       Point taken. It may be outlawed.   

       There are paparazzi camera beating systems making their way through research now.
bristolz, Oct 17 2005

DrCurry, Oct 17 2005

       How about just designing some very bright IR LEDs to replace those little license plate lights some cars have?
Worldgineer, Oct 17 2005

       I liked my approach simply because it isn't visually obvious.
bristolz, Oct 17 2005

       Ah, but these custom LEDs would have the shape of regular bulbs, and even contain a regular incandescent filiment to disguise their true purpose.   

       Perhaps yours is more elegant, however.   

       (picturing a mirror image of a license plate seered to a garage wall)
Worldgineer, Oct 17 2005

       [half] I doubt the finish could withstand the heat but, hey, nothing's perfect.
bristolz, Oct 18 2005

       bris, is there anyway to make this more, well, dazzling? Or is this practical, and/or, god forbid, useful?   

       I admit to still not having a grasp on the idea, but I will bow to yer brilliance as always. Just this time though, you...you buggarly brilliant beacon of brightness. (And no, you don't get to ask what buggarily means, it's a secret.)
blissmiss, Oct 18 2005

       bliss, short of having you sit on the trunk, perhaps naked, waving at the traffic camera, this one is a bit dazzle free (unless you can see into IR).
bristolz, Oct 18 2005

       That may work too. I doubt anyone would remember to give you a ticket. Watch out for the hot license plate though.
Worldgineer, Oct 18 2005

       we'll see.
bristolz, Oct 18 2005

       Lord help us.
bristolz, Oct 18 2005

       Maybe you could just make the lettering the same colour as the background....
wagster, Oct 18 2005

       Actually, that is precisely what bristol's scheme will do, except the color is in the infrared.
DrCurry, Oct 18 2005

       It seems, to me, that an Infra Red flash unit might be useful. Strangely enough, I have never seen one.   

       By the way, at work I can take photographs of steel slabs at 1100 degrees C, using a Sony digital camera.   

       What can cause a problem is local over-exposure on the CCD. If the slab covers the whole CCD area, the exposure is OK.
Ling, Oct 19 2005

       [Ling], you keep giving us these nuggets of information about furnaces and large amounts of very hot metal.
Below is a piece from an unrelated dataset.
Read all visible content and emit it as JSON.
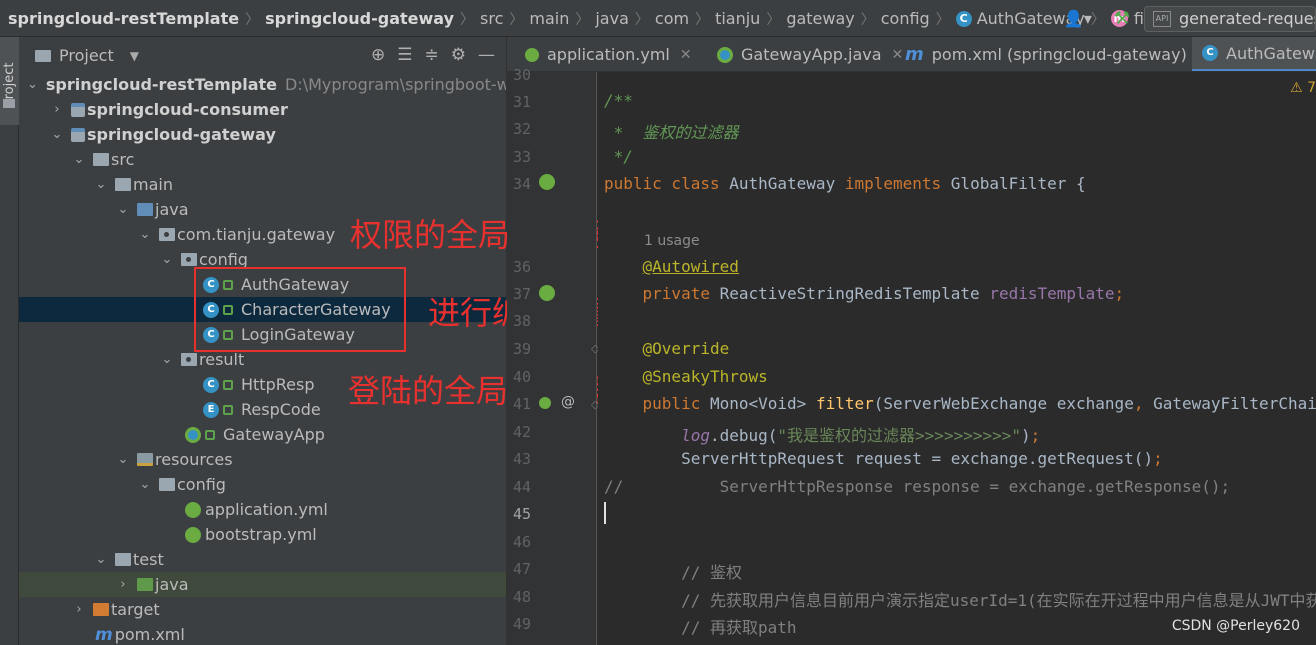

What exactly do you do?
wagster, Oct 19 2005

       //What exactly do you do?// Makes stealth numberplates for very large cars?
coprocephalous, Oct 19 2005

       [wagster], I work at a place that has furnaces and large amounts of very hot metal ;^)   

       More commonly known as a Steelworks.
Ling, Oct 19 2005


back: main index

business  computer  culture  fashion  food  halfbakery  home  other  product  public  science  sport  vehicle